-------- Records supplied --------
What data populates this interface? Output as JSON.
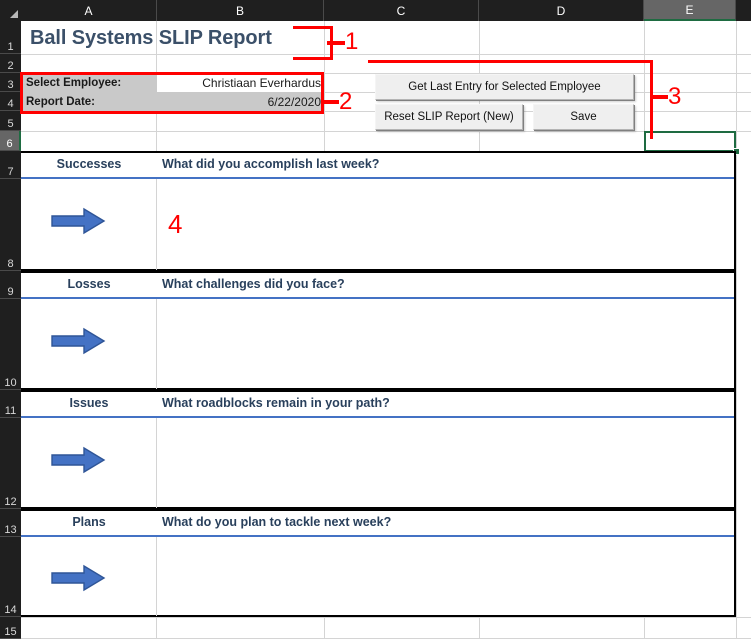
{
  "app": {
    "type": "spreadsheet",
    "columns": [
      "A",
      "B",
      "C",
      "D",
      "E"
    ],
    "selected_column": "E",
    "selected_cell": "E6",
    "rows": [
      "1",
      "2",
      "3",
      "4",
      "5",
      "6",
      "7",
      "8",
      "9",
      "10",
      "11",
      "12",
      "13",
      "14",
      "15"
    ]
  },
  "report": {
    "title": "Ball Systems SLIP Report",
    "fields": [
      {
        "label": "Select Employee:",
        "value": "Christiaan Everhardus"
      },
      {
        "label": "Report Date:",
        "value": "6/22/2020"
      }
    ]
  },
  "buttons": {
    "get_last_entry": "Get Last Entry for Selected Employee",
    "reset": "Reset SLIP Report (New)",
    "save": "Save"
  },
  "sections": [
    {
      "name": "Successes",
      "question": "What did you accomplish last week?",
      "answer": ""
    },
    {
      "name": "Losses",
      "question": "What challenges did you face?",
      "answer": ""
    },
    {
      "name": "Issues",
      "question": "What roadblocks remain in your path?",
      "answer": ""
    },
    {
      "name": "Plans",
      "question": "What do you plan to tackle next week?",
      "answer": ""
    }
  ],
  "annotations": [
    {
      "id": "1",
      "label": "1",
      "target": "report title"
    },
    {
      "id": "2",
      "label": "2",
      "target": "employee and date fields"
    },
    {
      "id": "3",
      "label": "3",
      "target": "macro buttons"
    },
    {
      "id": "4",
      "label": "4",
      "target": "answer entry area"
    }
  ],
  "colors": {
    "header_text": "#3b5069",
    "section_text": "#29405c",
    "accent_blue": "#4472c4",
    "arrow_fill": "#4472c4",
    "annotation_red": "#ff0000",
    "selection_green": "#1e6b41",
    "shade_gray": "#c9c9c9"
  }
}
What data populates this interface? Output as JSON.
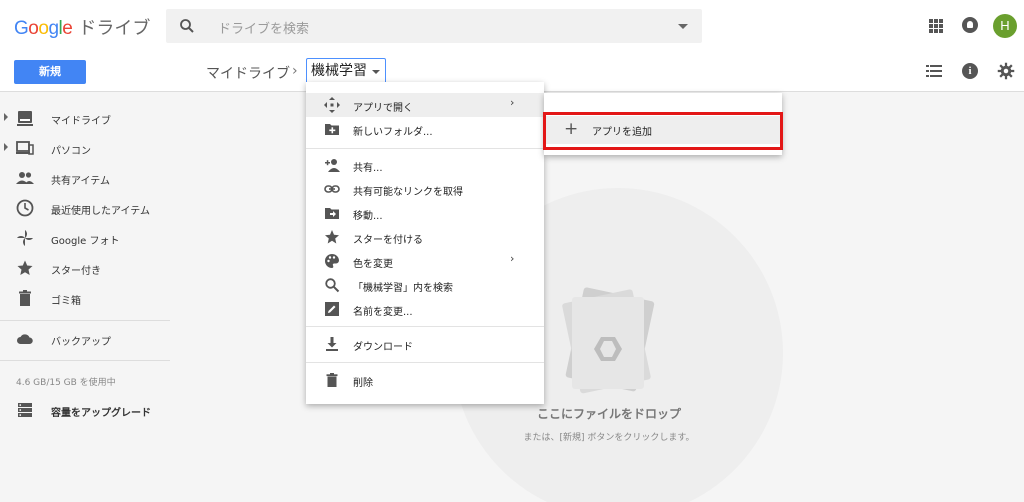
{
  "header": {
    "logo_google": "Google",
    "logo_app": "ドライブ",
    "search_placeholder": "ドライブを検索",
    "avatar_initial": "H"
  },
  "toolbar": {
    "new_label": "新規",
    "breadcrumb_root": "マイドライブ",
    "breadcrumb_sep": "›",
    "breadcrumb_current": "機械学習",
    "info_glyph": "i"
  },
  "sidebar": {
    "items": [
      {
        "label": "マイドライブ",
        "icon": "my-drive-icon"
      },
      {
        "label": "パソコン",
        "icon": "computer-icon"
      },
      {
        "label": "共有アイテム",
        "icon": "people-icon"
      },
      {
        "label": "最近使用したアイテム",
        "icon": "clock-icon"
      },
      {
        "label": "Google フォト",
        "icon": "pinwheel-icon"
      },
      {
        "label": "スター付き",
        "icon": "star-icon"
      },
      {
        "label": "ゴミ箱",
        "icon": "trash-icon"
      },
      {
        "label": "バックアップ",
        "icon": "cloud-icon"
      },
      {
        "label": "容量をアップグレード",
        "icon": "storage-icon"
      }
    ],
    "storage_text": "4.6 GB/15 GB を使用中"
  },
  "context_menu": {
    "items": [
      {
        "label": "アプリで開く",
        "icon": "move-arrows-icon",
        "has_submenu": true,
        "highlighted": true
      },
      {
        "label": "新しいフォルダ...",
        "icon": "add-folder-icon"
      },
      {
        "label": "共有...",
        "icon": "add-person-icon"
      },
      {
        "label": "共有可能なリンクを取得",
        "icon": "link-icon"
      },
      {
        "label": "移動...",
        "icon": "move-folder-icon"
      },
      {
        "label": "スターを付ける",
        "icon": "star-icon"
      },
      {
        "label": "色を変更",
        "icon": "palette-icon",
        "has_submenu": true
      },
      {
        "label": "「機械学習」内を検索",
        "icon": "search-icon"
      },
      {
        "label": "名前を変更...",
        "icon": "edit-icon"
      },
      {
        "label": "ダウンロード",
        "icon": "download-icon"
      },
      {
        "label": "削除",
        "icon": "trash-icon"
      }
    ],
    "arrow": "›"
  },
  "submenu": {
    "add_app_label": "アプリを追加",
    "plus_glyph": "+"
  },
  "empty_state": {
    "title": "ここにファイルをドロップ",
    "subtitle": "または、[新規] ボタンをクリックします。"
  },
  "colors": {
    "accent": "#4285f4",
    "highlight_border": "#e31717",
    "avatar_bg": "#6a9f2e"
  }
}
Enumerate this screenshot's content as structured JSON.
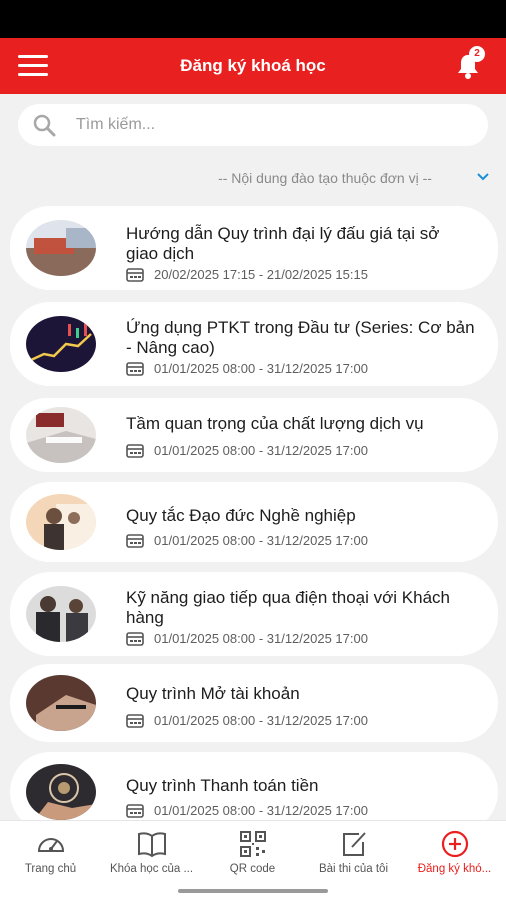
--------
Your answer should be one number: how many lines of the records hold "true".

3